Content starts

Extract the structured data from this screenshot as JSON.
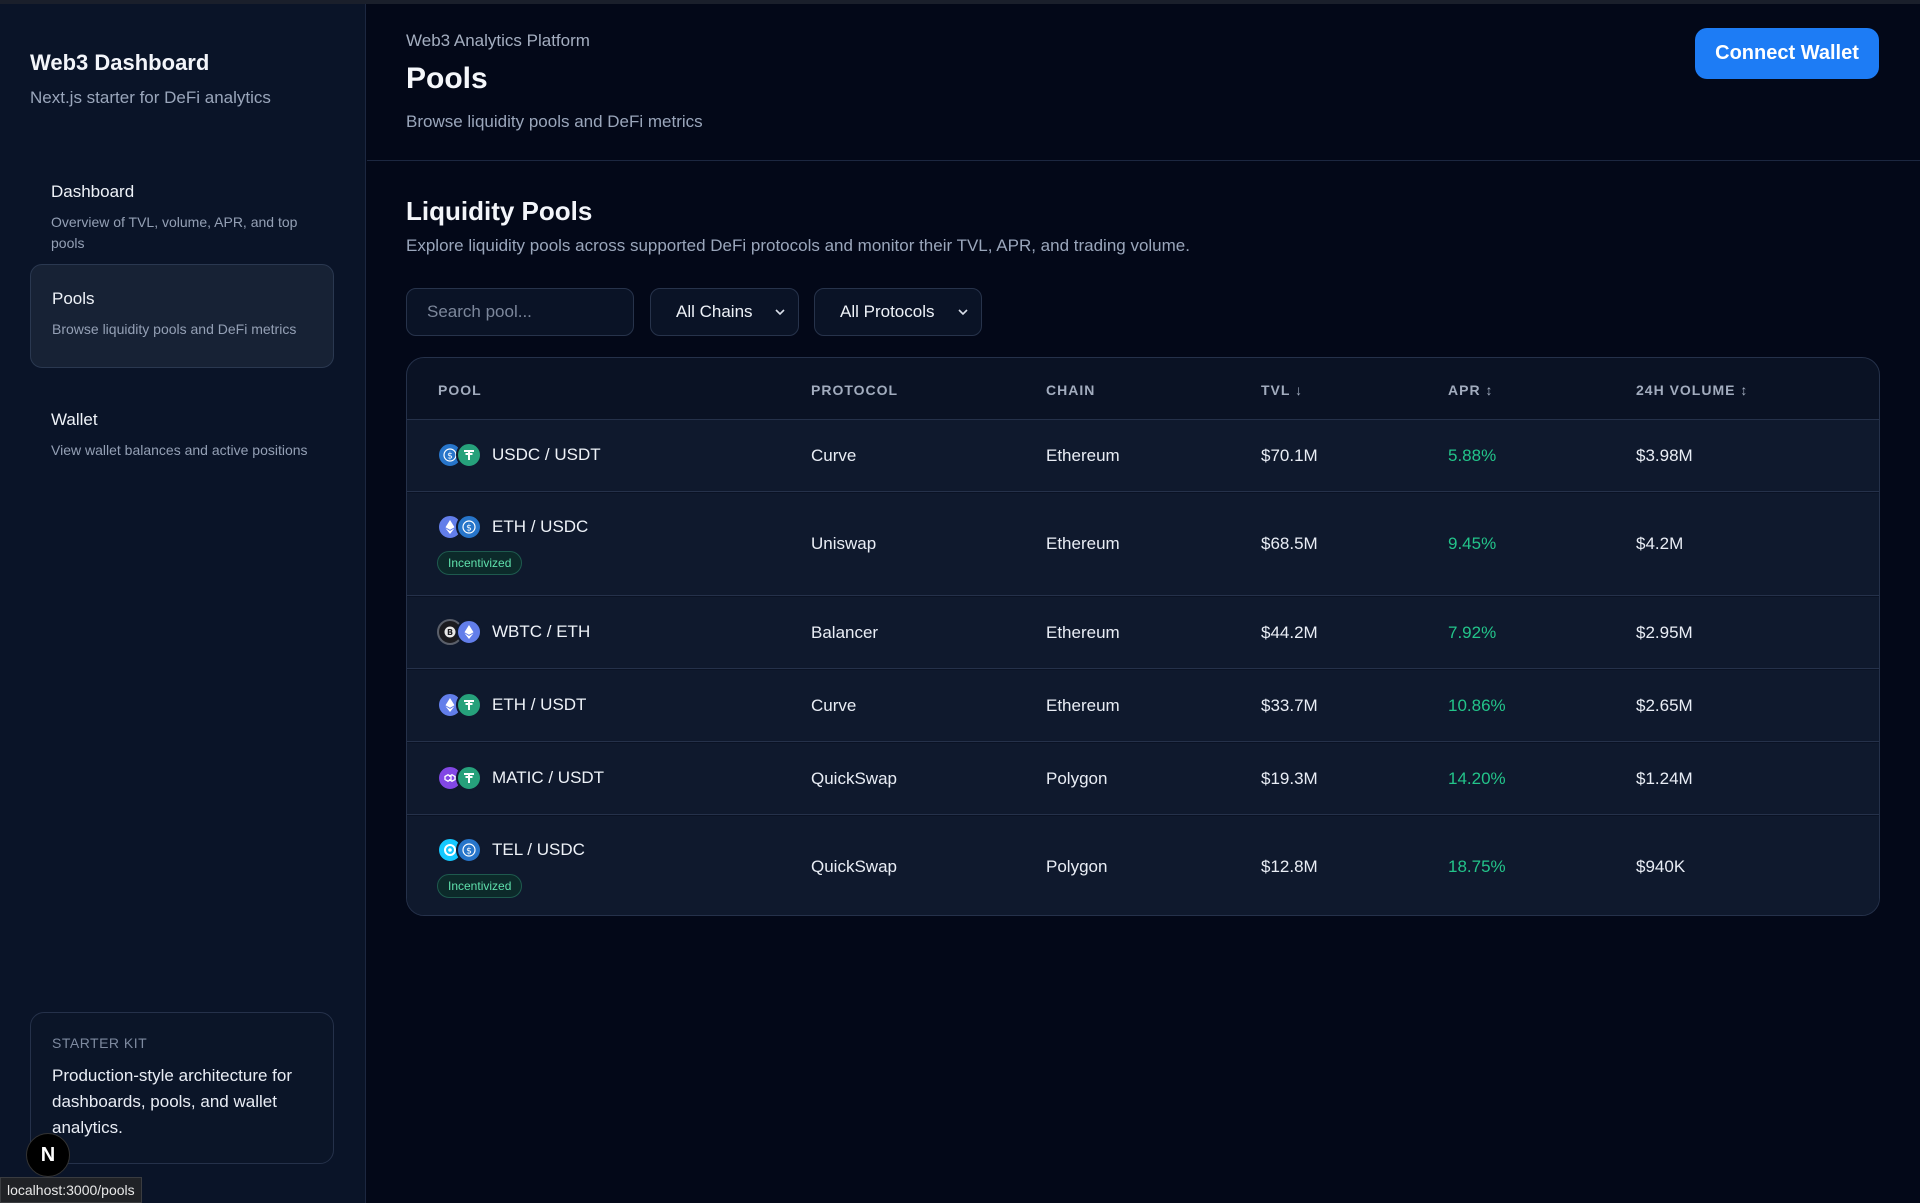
{
  "sidebar": {
    "title": "Web3 Dashboard",
    "subtitle": "Next.js starter for DeFi analytics",
    "items": [
      {
        "label": "Dashboard",
        "desc": "Overview of TVL, volume, APR, and top pools"
      },
      {
        "label": "Pools",
        "desc": "Browse liquidity pools and DeFi metrics"
      },
      {
        "label": "Wallet",
        "desc": "View wallet balances and active positions"
      }
    ],
    "starter": {
      "label": "STARTER KIT",
      "text": "Production-style architecture for dashboards, pools, and wallet analytics."
    }
  },
  "header": {
    "eyebrow": "Web3 Analytics Platform",
    "title": "Pools",
    "subtitle": "Browse liquidity pools and DeFi metrics",
    "connect_label": "Connect Wallet"
  },
  "main": {
    "title": "Liquidity Pools",
    "subtitle": "Explore liquidity pools across supported DeFi protocols and monitor their TVL, APR, and trading volume.",
    "search_placeholder": "Search pool...",
    "chain_filter": "All Chains",
    "protocol_filter": "All Protocols"
  },
  "table": {
    "columns": [
      "POOL",
      "PROTOCOL",
      "CHAIN",
      "TVL ↓",
      "APR ↕",
      "24H VOLUME ↕"
    ],
    "rows": [
      {
        "pair": "USDC / USDT",
        "protocol": "Curve",
        "chain": "Ethereum",
        "tvl": "$70.1M",
        "apr": "5.88%",
        "volume": "$3.98M",
        "badge": ""
      },
      {
        "pair": "ETH / USDC",
        "protocol": "Uniswap",
        "chain": "Ethereum",
        "tvl": "$68.5M",
        "apr": "9.45%",
        "volume": "$4.2M",
        "badge": "Incentivized"
      },
      {
        "pair": "WBTC / ETH",
        "protocol": "Balancer",
        "chain": "Ethereum",
        "tvl": "$44.2M",
        "apr": "7.92%",
        "volume": "$2.95M",
        "badge": ""
      },
      {
        "pair": "ETH / USDT",
        "protocol": "Curve",
        "chain": "Ethereum",
        "tvl": "$33.7M",
        "apr": "10.86%",
        "volume": "$2.65M",
        "badge": ""
      },
      {
        "pair": "MATIC / USDT",
        "protocol": "QuickSwap",
        "chain": "Polygon",
        "tvl": "$19.3M",
        "apr": "14.20%",
        "volume": "$1.24M",
        "badge": ""
      },
      {
        "pair": "TEL / USDC",
        "protocol": "QuickSwap",
        "chain": "Polygon",
        "tvl": "$12.8M",
        "apr": "18.75%",
        "volume": "$940K",
        "badge": "Incentivized"
      }
    ]
  },
  "overlay": {
    "n_badge": "N",
    "status_url": "localhost:3000/pools"
  },
  "colors": {
    "accent": "#1d7cf5",
    "apr_green": "#23c48a",
    "background": "#030818",
    "sidebar": "#0a1428"
  },
  "icons": {
    "usdc": "usdc-icon",
    "usdt": "usdt-icon",
    "eth": "eth-icon",
    "wbtc": "btc-icon",
    "matic": "matic-icon",
    "tel": "tel-icon"
  }
}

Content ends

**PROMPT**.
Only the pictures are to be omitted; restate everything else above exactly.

**FINISHED EXERCISE**.
Extract the structured data from this screenshot as JSON.
{
  "sidebar": {
    "title": "Web3 Dashboard",
    "subtitle": "Next.js starter for DeFi analytics",
    "items": [
      {
        "label": "Dashboard",
        "desc": "Overview of TVL, volume, APR, and top pools"
      },
      {
        "label": "Pools",
        "desc": "Browse liquidity pools and DeFi metrics"
      },
      {
        "label": "Wallet",
        "desc": "View wallet balances and active positions"
      }
    ],
    "starter": {
      "label": "STARTER KIT",
      "text": "Production-style architecture for dashboards, pools, and wallet analytics."
    }
  },
  "header": {
    "eyebrow": "Web3 Analytics Platform",
    "title": "Pools",
    "subtitle": "Browse liquidity pools and DeFi metrics",
    "connect_label": "Connect Wallet"
  },
  "main": {
    "title": "Liquidity Pools",
    "subtitle": "Explore liquidity pools across supported DeFi protocols and monitor their TVL, APR, and trading volume.",
    "search_placeholder": "Search pool...",
    "chain_filter": "All Chains",
    "protocol_filter": "All Protocols"
  },
  "table": {
    "columns": [
      "POOL",
      "PROTOCOL",
      "CHAIN",
      "TVL ↓",
      "APR ↕",
      "24H VOLUME ↕"
    ],
    "rows": [
      {
        "pair": "USDC / USDT",
        "protocol": "Curve",
        "chain": "Ethereum",
        "tvl": "$70.1M",
        "apr": "5.88%",
        "volume": "$3.98M",
        "badge": ""
      },
      {
        "pair": "ETH / USDC",
        "protocol": "Uniswap",
        "chain": "Ethereum",
        "tvl": "$68.5M",
        "apr": "9.45%",
        "volume": "$4.2M",
        "badge": "Incentivized"
      },
      {
        "pair": "WBTC / ETH",
        "protocol": "Balancer",
        "chain": "Ethereum",
        "tvl": "$44.2M",
        "apr": "7.92%",
        "volume": "$2.95M",
        "badge": ""
      },
      {
        "pair": "ETH / USDT",
        "protocol": "Curve",
        "chain": "Ethereum",
        "tvl": "$33.7M",
        "apr": "10.86%",
        "volume": "$2.65M",
        "badge": ""
      },
      {
        "pair": "MATIC / USDT",
        "protocol": "QuickSwap",
        "chain": "Polygon",
        "tvl": "$19.3M",
        "apr": "14.20%",
        "volume": "$1.24M",
        "badge": ""
      },
      {
        "pair": "TEL / USDC",
        "protocol": "QuickSwap",
        "chain": "Polygon",
        "tvl": "$12.8M",
        "apr": "18.75%",
        "volume": "$940K",
        "badge": "Incentivized"
      }
    ]
  },
  "overlay": {
    "n_badge": "N",
    "status_url": "localhost:3000/pools"
  },
  "colors": {
    "accent": "#1d7cf5",
    "apr_green": "#23c48a",
    "background": "#030818",
    "sidebar": "#0a1428"
  },
  "icons": {
    "usdc": "usdc-icon",
    "usdt": "usdt-icon",
    "eth": "eth-icon",
    "wbtc": "btc-icon",
    "matic": "matic-icon",
    "tel": "tel-icon"
  }
}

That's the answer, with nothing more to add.